Katja reports from “Harz und Heide”

Braunschweig : Contraflows

This story is part of our youReport series.

The city of Braunschweig, Lower Saxon in northern Germany, with its 250,000 resident sits comfortably mid-field in the 2012 Fahrradklima-Test (cycling barometer) – the German cycle city ranking.

It struck me when I moved to the UK how much we allow roads to be overpowered by car use. In my home town Braunschweig (Brunswick) in northern Germany roads appear to have more of a purpose and inner-city roads seem be split into two types:

roads for cars (vehicle movement) and these will have bicycle provision on them, cycle paths and pedestrians footways
roads for people with secondary purpose car access, bikes share on the road, speed limit 20mph (30kmh) and a footway for pedestrians

To achieve this filtering-out and categorisation, my home town prides itself in having made use of reducing car access by allowing cycle contraflows through one-way streets and marking open dead-ends. Creating a new one-way street frees up space which can then be used for a cycle contraflow. Of course, retrofitting a contraflow is possible too. We recently again asked Newcastle council to seriously look at installing contraflows, especially as the Department for Transport in 2011 has significantly reduced bureaucratic requirements. When asked, the council do not even know where the city’s one-way streets are. Ouch.
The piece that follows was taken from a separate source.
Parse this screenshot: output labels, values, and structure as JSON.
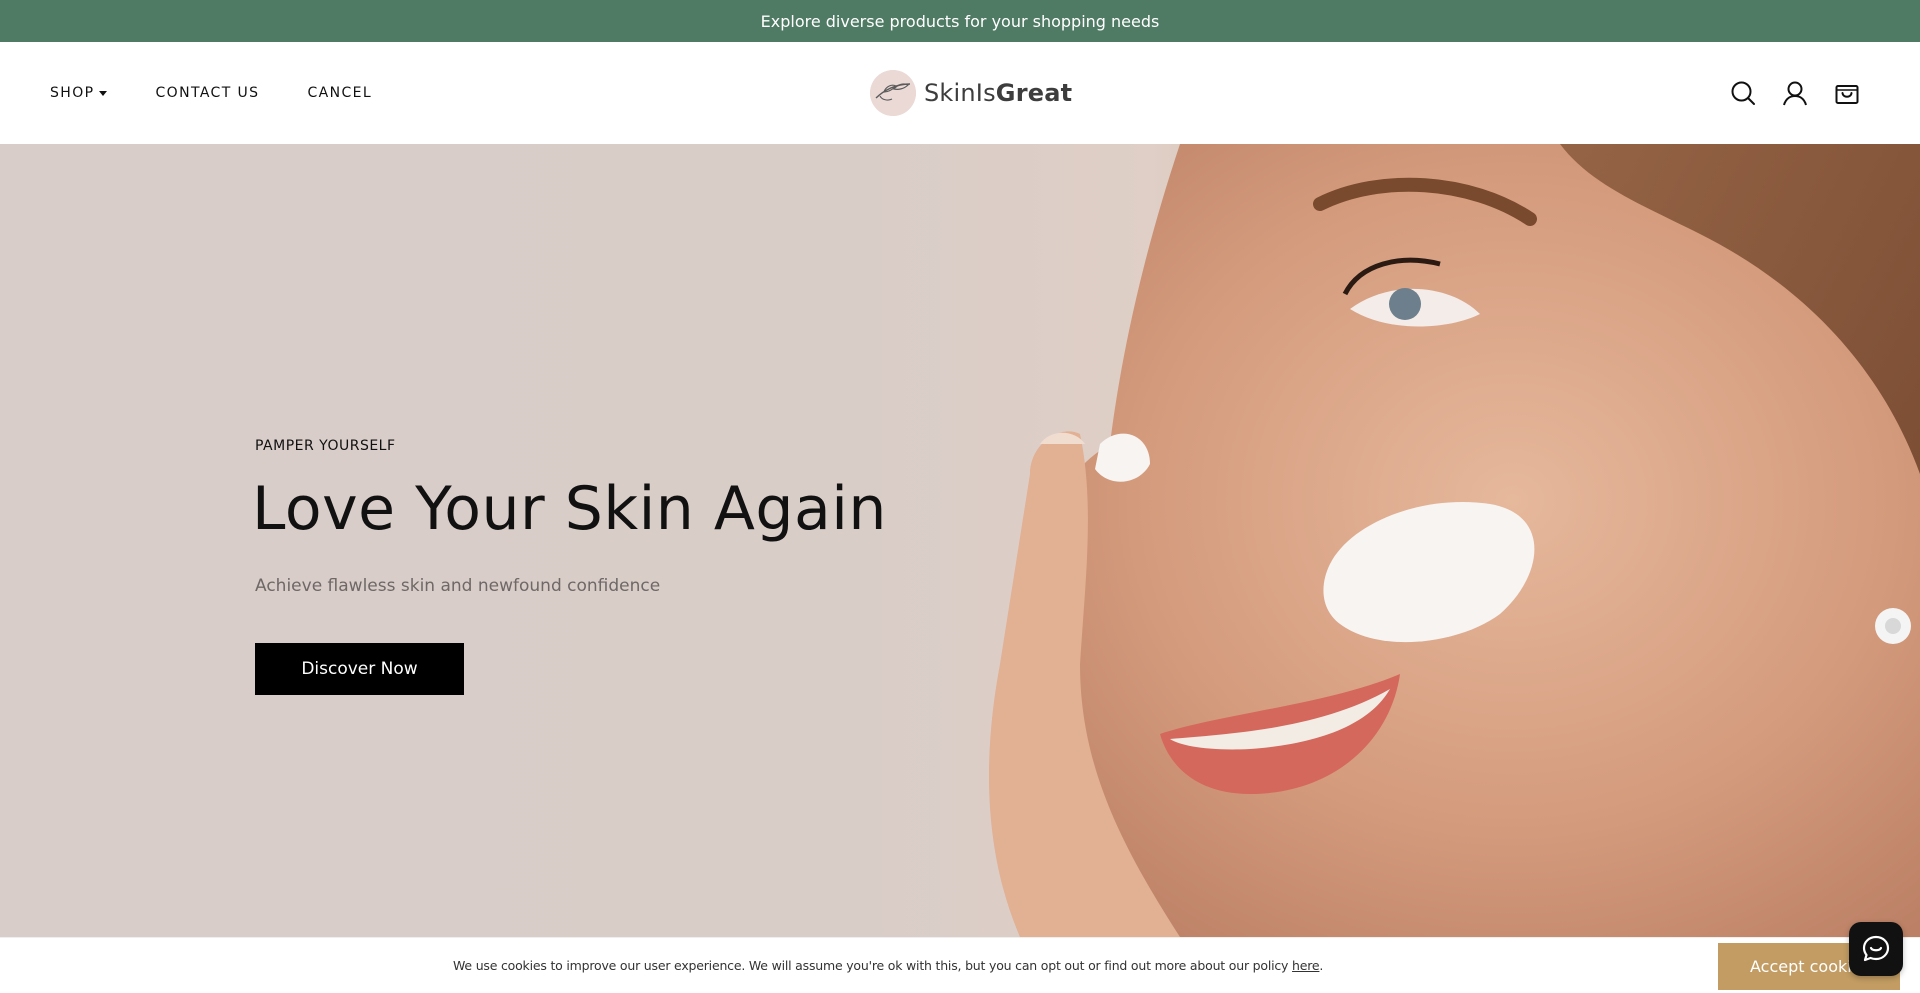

Gateshead has gone some way with allowing contraflows, and must be congratulated but just like Newcastle has a long way to go creating safe routes on main roads.

Here are some examples from in and around Braunschweig.

Filtered Permeability One-way contraflow 02
Photo 1 – Contraflow, entry point, warning for drivers that cyclists can be expected

Filtered Permeability One-way contraflow 01
Photo 2 – Contraflow, entry point, warning for drivers that cyclists can be expected

Filtered Permeability One-way contraflow 03
Photo 3 – Contraflow, double entry point, warning for drivers that cyclists can be expected

Filtered Permeability One-way contraflow 04a
Photo 4 – Contraflow, cycle entry point

And then once you’ve spotted one, they are EVRYWHERE.

Filtered Permeability One-way contraflow 06
Photo 5 – Contraflow, cycle entry point

Filtered Permeability One-way contraflow 07
Photo 6 – Contraflow, cycle entry point

Filtered Permeability One-way contraflow 05
Photo 7 – Contraflow, cycle entry point

Filtered Permeability open-end
Photo 8 – Open dead-end

Filtered Permeability open-end
Photo 9 – Open dead-end

The local cycle group in Braunschweig curates a spatial representation of contraflows in my hometown – maybe something we c/should do too?


Einbahnstraßen auf einer größeren Karte anzeigen